Ray Caesar

Sweet Victory - Ray Caesar 2006
Sweet Victory - Ray Caesar 2006

Ray Caesar is an English born 3D artist working in a digital program called Maya producing dreamlike imagery that may look like traditional paintings but in fact use pixels as paint.

Caesar spent 17 years working in the art department hospital documenting sick children through their medical and psychological treatments. Caesar sites this background as being the foundation for the subjects of his art explaining:

“I often awake in the middle of the night and realise I have been wondering the hallways and corridors of the giant hospital. It is clear to me that this is the birthplace of all of my imagery”

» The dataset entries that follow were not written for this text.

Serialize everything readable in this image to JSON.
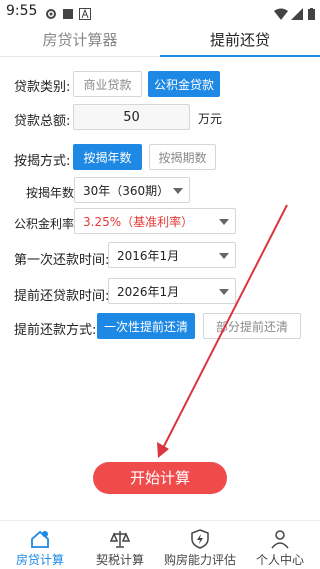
{
  "status": {
    "time": "9:55"
  },
  "tabs": [
    {
      "label": "房贷计算器",
      "active": false
    },
    {
      "label": "提前还贷",
      "active": true
    }
  ],
  "form": {
    "loan_type": {
      "label": "贷款类别:",
      "options": [
        "商业贷款",
        "公积金贷款"
      ],
      "selected": "公积金贷款"
    },
    "loan_total": {
      "label": "贷款总额:",
      "value": "50",
      "unit": "万元"
    },
    "mortgage_method": {
      "label": "按揭方式:",
      "options": [
        "按揭年数",
        "按揭期数"
      ],
      "selected": "按揭年数"
    },
    "mortgage_years": {
      "label": "按揭年数",
      "value": "30年（360期）"
    },
    "fund_rate": {
      "label": "公积金利率",
      "value": "3.25%（基准利率）"
    },
    "first_payment": {
      "label": "第一次还款时间:",
      "value": "2016年1月"
    },
    "prepay_time": {
      "label": "提前还贷款时间:",
      "value": "2026年1月"
    },
    "prepay_method": {
      "label": "提前还款方式:",
      "options": [
        "一次性提前还清",
        "部分提前还清"
      ],
      "selected": "一次性提前还清"
    }
  },
  "start_button": {
    "label": "开始计算"
  },
  "bottom_nav": [
    {
      "label": "房贷计算",
      "icon": "home-icon",
      "active": true
    },
    {
      "label": "契税计算",
      "icon": "scale-icon",
      "active": false
    },
    {
      "label": "购房能力评估",
      "icon": "shield-bolt-icon",
      "active": false
    },
    {
      "label": "个人中心",
      "icon": "person-icon",
      "active": false
    }
  ],
  "colors": {
    "accent": "#1e88e5",
    "start": "#f04b4b",
    "rate": "#e53935",
    "arrow": "#d9363e"
  }
}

Caesar's surreal and haunting portraits of children and animals are emotional and disturbing whilst alluring and beautiful and continue to push the envelope of what is considered art in the contemporary world.

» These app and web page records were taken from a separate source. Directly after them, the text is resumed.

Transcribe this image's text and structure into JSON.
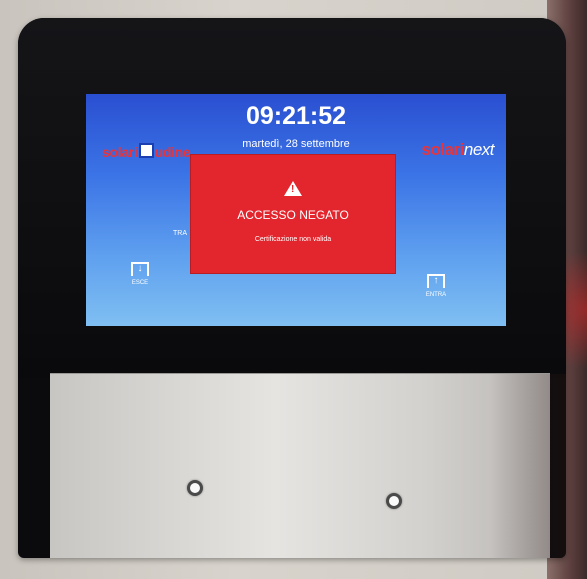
{
  "terminal": {
    "brand_left_a": "solari",
    "brand_left_b": "udine",
    "brand_right_a": "solari",
    "brand_right_b": "next",
    "time": "09:21:52",
    "date": "martedì, 28 settembre",
    "side_text": "TRA",
    "dialog": {
      "title": "ACCESSO NEGATO",
      "message": "Certificazione non valida",
      "icon": "warning-icon"
    },
    "exit_label": "ESCE",
    "enter_label": "ENTRA",
    "colors": {
      "screen_top": "#2a4fd1",
      "screen_bottom": "#7fbff2",
      "dialog": "#e3262d",
      "brand": "#e8343a"
    }
  }
}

Anna Platten

The Journey - Anna Platten 2008
The Journey - Anna Platten 2008

Anna Platten is an Australian painter working in oils and charcoals in the traditional sense. I discovered Platten in Adelaide earlier this year as we both gave artist talks together at Samstag Museum for our shows 'Phantasia' and 'Colliding Worlds'.

Platten considers the themes and motivation of her work to be the same in her adult life to her childhood. The artist explains:

“As I imagine for most children, drawing was for me a means of tangibly exploring, possessing and controlling the world around me”

Producing artworks rich with symbols and narrative, Platten's staged fantasy works are typically themed as self-portraits. Her attention to detail is reminiscent of a painting style almost lost in contemporary times that transports audiences back in time to painting movements that focused on producing work with such details that they appear almost photo real.

Linda Bergkvist

Don't wisper into the wind - Linda Bergkvist 2003
Don't wisper into the wind - Linda Bergkvist 2003

Linda Bergkvist is a Swedish illustrator and digital fantasy artist. Working in Adobe Photoshop and Corel Painter, Bergkvist focuses on producing fairytale artworks with believable figures.

A highlight in Bergkvist's career was working as a conceptual artist on the film Golden Compass. The artist also produces books and merchandise of her digital paintings and is at the forefront of online tutorials and forums. Bergkvist described her style and tastes:

“I love the visual element of fairytales. Things that are fantastic and unnatural and not quite real fascinate me to no end. I suppose I am in love with old, cruel tales and the wickedness that comes wrapped up in lovely forms”

Maggie Taylor

The Herald - Maggie Taylor 2006
The Herald - Maggie Taylor 2006

Maggie Taylor is an American artist who produces digital imagery by scanning photographs in a flatbed scanner and layering them in Adobe Photoshop to produce narrative based fantasy works of art.

Taylor's work has featured in Adobe Photoshop's Master Class and she has produced a series of fantasy books including my favourite, Alice's Adventures in Wonderland.

Taylor's work is described as surrealistic montage and is void of many of the constraints of reality and photorealism, the artist opting instead, for a painterly and textured quality. Taylor's charm lies in her approach, her awkward compositions and mythical characters transport our imaginations back to our childhood where scribbling outside the lines was part of our magic.